The Girl with the Dragon Tattoo and Philosophy: Everything Is Fire
Stieg Larsson's bestselling Millennium Trilogy—The Girl with the Dragon Tattoo, The Girl Who Played with Fire, and The Girl Who Kicked the Hornet's Nest—is an international phenomenon. These books express Larsson's lifelong war against injustice, his ethical beliefs, and his deep concern for women's rights. The Girl with the Dragon Tattoo and Philosophy probes the compelling philosophical issues behind the entire trilogy. What philosophies do Lisbeth Salander and Kant have in common? To catch a criminal, can Lisbeth and Mikael be criminals themselves? Can revenge be ethical? Drawing on some of history's greatest philosophical minds, this book gives fresh insights into Larsson's ingeniously plotted tale of crime and corruption.
- Looks at compelling philosophical issues such as a feminist reading of Lisbeth Salander, Aristotelian arguments for why we love revenge, how Kant can explain why so many women sleep with Mikael Blomkvist, and many more
- Includes a chapter from a colleague of Larsson's—who worked with him in anti-Nazi activities—that explores Larsson's philosophical views on skepticism and quotes from never-before-seen correspondence with Larsson
- Offers new insights into the novels' key characters, including Lisbeth Salander and Mikael Blomkvist, and investigates the author, Stieg Larsson
As engrossing as the quest to free Lisbeth Salander from her past, The Girl with the Dragon Tattoo and Philosophy is ideal reading for anyone interested in unraveling the subtext and exploring the greater issues at work in the story.
Introduction: The Girl Who Kicked the Sophists' Nest 1
PART ONE: LISBETH "THE IDIOT" SALANDER
1 Labeling Lisbeth: Sti(e)gma and Spoiled Identity 7
Aryn Martin and Mary Simms

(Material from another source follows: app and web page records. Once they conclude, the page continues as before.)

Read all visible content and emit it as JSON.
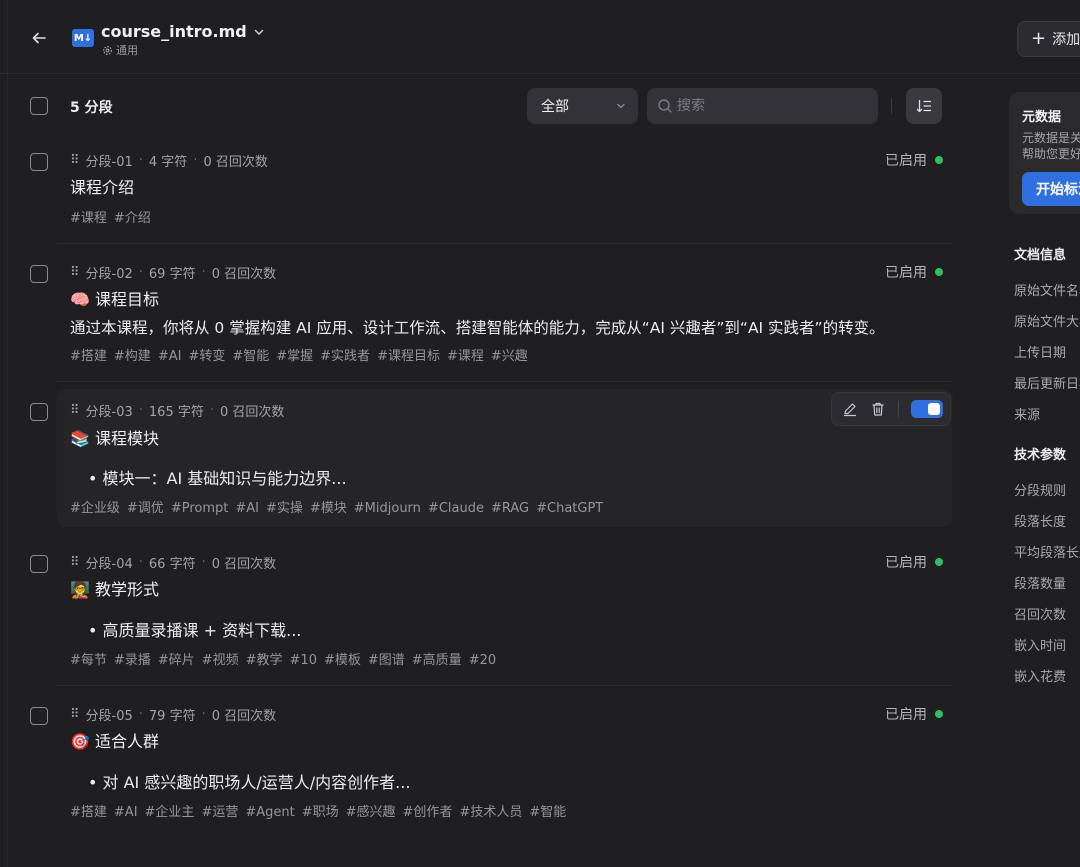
{
  "header": {
    "file_name": "course_intro.md",
    "file_badge": "M↓",
    "category": "通用",
    "add_button": "添加"
  },
  "toolbar": {
    "segment_count": "5 分段",
    "filter_value": "全部",
    "search_placeholder": "搜索"
  },
  "segments": [
    {
      "id": "分段-01",
      "chars": "4 字符",
      "recalls": "0 召回次数",
      "status": "已启用",
      "title": "课程介绍",
      "body": "",
      "tags": [
        "#课程",
        "#介绍"
      ]
    },
    {
      "id": "分段-02",
      "chars": "69 字符",
      "recalls": "0 召回次数",
      "status": "已启用",
      "title": "🧠 课程目标",
      "body": "通过本课程，你将从 0 掌握构建 AI 应用、设计工作流、搭建智能体的能力，完成从“AI 兴趣者”到“AI 实践者”的转变。",
      "tags": [
        "#搭建",
        "#构建",
        "#AI",
        "#转变",
        "#智能",
        "#掌握",
        "#实践者",
        "#课程目标",
        "#课程",
        "#兴趣"
      ]
    },
    {
      "id": "分段-03",
      "chars": "165 字符",
      "recalls": "0 召回次数",
      "status": "",
      "title": "📚 课程模块",
      "body": "• 模块一：AI 基础知识与能力边界...",
      "tags": [
        "#企业级",
        "#调优",
        "#Prompt",
        "#AI",
        "#实操",
        "#模块",
        "#Midjourn",
        "#Claude",
        "#RAG",
        "#ChatGPT"
      ]
    },
    {
      "id": "分段-04",
      "chars": "66 字符",
      "recalls": "0 召回次数",
      "status": "已启用",
      "title": "🧑‍🏫 教学形式",
      "body": "• 高质量录播课 + 资料下载...",
      "tags": [
        "#每节",
        "#录播",
        "#碎片",
        "#视频",
        "#教学",
        "#10",
        "#模板",
        "#图谱",
        "#高质量",
        "#20"
      ]
    },
    {
      "id": "分段-05",
      "chars": "79 字符",
      "recalls": "0 召回次数",
      "status": "已启用",
      "title": "🎯 适合人群",
      "body": "• 对 AI 感兴趣的职场人/运营人/内容创作者...",
      "tags": [
        "#搭建",
        "#AI",
        "#企业主",
        "#运营",
        "#Agent",
        "#职场",
        "#感兴趣",
        "#创作者",
        "#技术人员",
        "#智能"
      ]
    }
  ],
  "sidebar": {
    "metadata_title": "元数据",
    "metadata_desc": "元数据是关于文档的数据，可帮助您更好地组织和检索",
    "metadata_button": "开始标注",
    "doc_info_title": "文档信息",
    "doc_info_items": [
      "原始文件名称",
      "原始文件大小",
      "上传日期",
      "最后更新日期",
      "来源"
    ],
    "tech_title": "技术参数",
    "tech_items": [
      "分段规则",
      "段落长度",
      "平均段落长度",
      "段落数量",
      "召回次数",
      "嵌入时间",
      "嵌入花费"
    ]
  },
  "colors": {
    "accent": "#2f6fe0",
    "enabled": "#2fbf5f",
    "background": "#1f1f21"
  }
}
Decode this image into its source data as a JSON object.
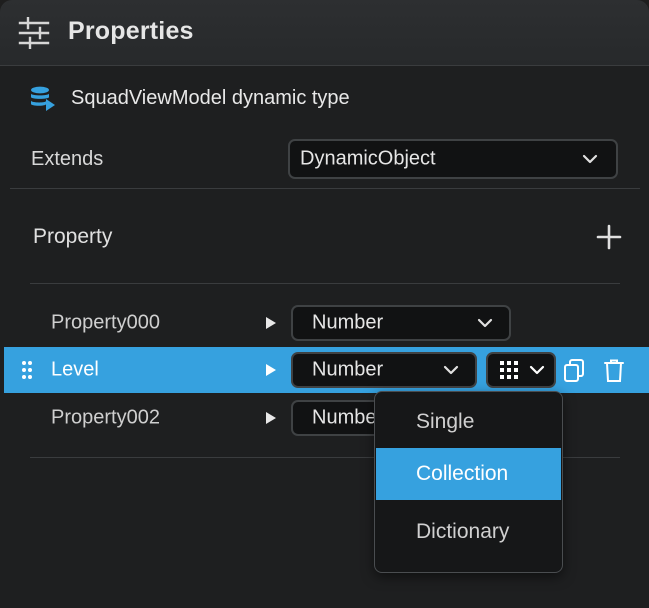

2 The Mis- Education of Lisbeth Salander and the Alchemy of the At- Risk Child 19
Chad William Timm
3 The Girl Who Turned the Tables: A Queer Reading of Lisbeth Salander 33
PART TWO: MIKAEL "DO-GOODER" BLOMKVIST
4 Why Are So Many Women F***ing Kalle Blomkvist?: Larsson’s Philosophy of Female Attraction 49
Andrew Terjesen and Jenny Terjesen
5 Why Journalists and Geniuses Love Coffee and Hate Themselves 65
6 The Making of Kalle Blomkvist: Crime Journalism in Postwar Sweden 75
PART THREE: STIEG LARSSON, MYSTERY MAN
7 The Philosopher Who Knew Stieg Larsson: A Brief Memoir 91
Sven Ove Hansson
8 "This Isn't Some Damned Locked- Room Mystery Novel": Is The Millennium Trilogy Popular
Fiction or Literature? 107
9 Why We Enjoy Reading about Men Who Hate Women: Aristotle's Cathartic Appeal 120
10 The Dragon Tattoo and the Voyeuristic Reader 128
PART FOUR: "EVERYONE HAS SECRETS"
11 Hacker's Republic: Information Junkies in a Free Society 141
Andrew Zimmerman Jones
12 Kicking the Hornet's Nest: The Hidden "Section" in Every Institution 155
Adriel M. Trott
13 Secret Meetings: The Truth Is in the Gossip 166
Karen C. Adkins
PART FIVE: 75,000 VOLTS OF VENGEANCE CAN'T BE WRONG, CAN IT?
14 The Principled Pleasure: Lisbeth's Aristotelian Revenge 181
Emma L. E. Rees
15 Acting Out of Duty or Just Acting Out?: Salander and Kant 189
16 To Catch a Thief: The Ethics of Deceiving Bad People 198
James Edwin Mahon
CONTRIBUTORS: The Knights of the Philosophic Table 211
INDEX: Code Words 217
WILLIAM IRWIN is a professor of philosophy at King's College in Wilkes-Barre, Pennsylvania. He originated the philosophy and popular culture genre of books as coeditor of the bestselling The Simpsons and Philosophy and has overseen recent titles including House and Philosophy, Alice in Wonderland and Philosophy, and Mad Men and Philosophy.